normalizeShearedChannels: Channel normalization

Description Usage Arguments Details Value Note Author(s) References See Also Examples

View source: R/beadarrayMSV.R

Description

Normalizes the red and green channels of each array

Usage

1
2
normalizeShearedChannels(trChannel, noiseDist,
    normOpts = setNormOptions())

Arguments

trChannel

A list with at least two matrices, “X” and “Y”, containing red and green intensities, respectively. The dimensions of the matrices are (markers x samples)

noiseDist

A matrix of dimension (samples x 4), containing the estimated median and mad of each channel. See getNoiseDistributions

normOpts

List of pre-processing settings. See setNormOptions

Details

Depending on normOpts$method, the channels on each array are “quantile”, “medianAF”, or “linPeak” normalized (see setNormOptions). For quantile normalization, the limma package (Smyth and Speed, 2003) is used (see normalizeQuantiles). For “medianAF”, the red channel is scaled such that median(R/(R+G)) is close to one half. This is similar to the normalization suggested in Macgregor et al. (2008). If “linPeak” is chosen, both channels are linearly scaled by the quantile defined in normOpts$scale.

Value

A list similar to trChannel is returned with normalized data. A character string “method” is added to the list describing the normalization performed

Note

Though quantile normalization is often reported to work well, it represents a quite drastic form of manipulation of the data. It assumes that any difference in distribution between the channels is related to technical measurement error rather than biological variation. By forcing the data into identical distributions, there is a risk that some samples are forced into wrong clusters in the subsequent genotype calling. We therefore advice to use quantile normalization with caution, and only if it is seen to have a good effect on subsequent clustering.

Author(s)

Lars Gidskehaug

References

S. Macgregor et al. (2008) Highly cost-efficient genome-wide association studies using DNA pools and dense SNP arrays. Nucleic Acids Res. 36(6):e35

G. K. Smyth and T. P. Speed (2003) Normalization of cDNA microarray data. Methods 31:265-27

See Also

preprocessBeadSet, normalizeQuantiles

Examples

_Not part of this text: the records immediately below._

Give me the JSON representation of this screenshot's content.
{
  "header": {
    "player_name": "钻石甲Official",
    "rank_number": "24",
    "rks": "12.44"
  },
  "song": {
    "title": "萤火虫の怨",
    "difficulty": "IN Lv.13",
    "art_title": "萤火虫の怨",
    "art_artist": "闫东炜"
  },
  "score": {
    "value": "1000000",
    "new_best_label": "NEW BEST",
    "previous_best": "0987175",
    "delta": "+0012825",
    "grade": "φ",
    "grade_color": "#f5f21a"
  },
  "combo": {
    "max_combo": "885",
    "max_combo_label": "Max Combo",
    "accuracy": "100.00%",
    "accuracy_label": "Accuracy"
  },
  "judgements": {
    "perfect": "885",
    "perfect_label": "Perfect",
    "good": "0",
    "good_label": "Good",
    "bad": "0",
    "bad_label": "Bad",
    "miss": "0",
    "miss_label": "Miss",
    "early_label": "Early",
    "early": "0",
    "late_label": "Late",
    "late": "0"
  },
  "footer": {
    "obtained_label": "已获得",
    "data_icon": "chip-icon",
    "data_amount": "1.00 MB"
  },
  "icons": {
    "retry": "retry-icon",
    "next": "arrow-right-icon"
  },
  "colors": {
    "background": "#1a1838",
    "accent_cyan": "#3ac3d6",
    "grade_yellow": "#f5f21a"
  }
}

 1
 2
 3
 4
 5
 6
 7
 8
 9
10
11
12
13
14
15
16
17
18
19
20
21
22
23
24
25
26
27
28
29
30
31
32
33
34
## Not run: 
#Read files into BeadSetIllumina-object
rPath <- system.file("extdata", package="beadarrayMSV")
BSDataRaw <- readBeadSummaryOutput(path=rPath,recursive=TRUE)

#Find indexes to sub-bead pools
beadInfo <- read.table(paste(rPath,'beadData.txt',sep='/'),sep='\t',
    header=TRUE,as.is=TRUE)
rownames(beadInfo) <- make.names(beadInfo$Name)
normInd <- getNormInd(beadInfo,featureNames(BSDataRaw))

#Pre-process 1 array
normOpts <- setNormOptions(minSize=10)
BSData <- shearRawSignal(BSDataRaw, normOpts = normOpts)
noiseDist <- getNoiseDistributions(BSData, normInd = normInd,
    normOpts = normOpts)
trChannel <- transformChannels(assayData(BSData)$R,
    assayData(BSData)$G, normOpts = normOpts)
mafData <- normalizeShearedChannels(trChannel, noiseDist,
    normOpts = normOpts)
quantData <- normalizeShearedChannels(trChannel, noiseDist,
    normOpts = setNormOptions(method='quantNorm'))

#Plot distributions
dev.new()
par(mfrow=c(3,2))
hist(trChannel$X,breaks=30,col='red',main='Red channel')
hist(trChannel$Y,breaks=30,col='green',main='Green channel')
hist(mafData$X,breaks=30,col='red',main='medianAF')
hist(mafData$Y,breaks=30,col='green',main='medianAF')
hist(quantData$X,breaks=30,col='red',main='quantNorm')
hist(quantData$Y,breaks=30,col='green',main='quantNorm')

## End(Not run)

beadarrayMSV documentation built on May 29, 2017, 9:07 a.m.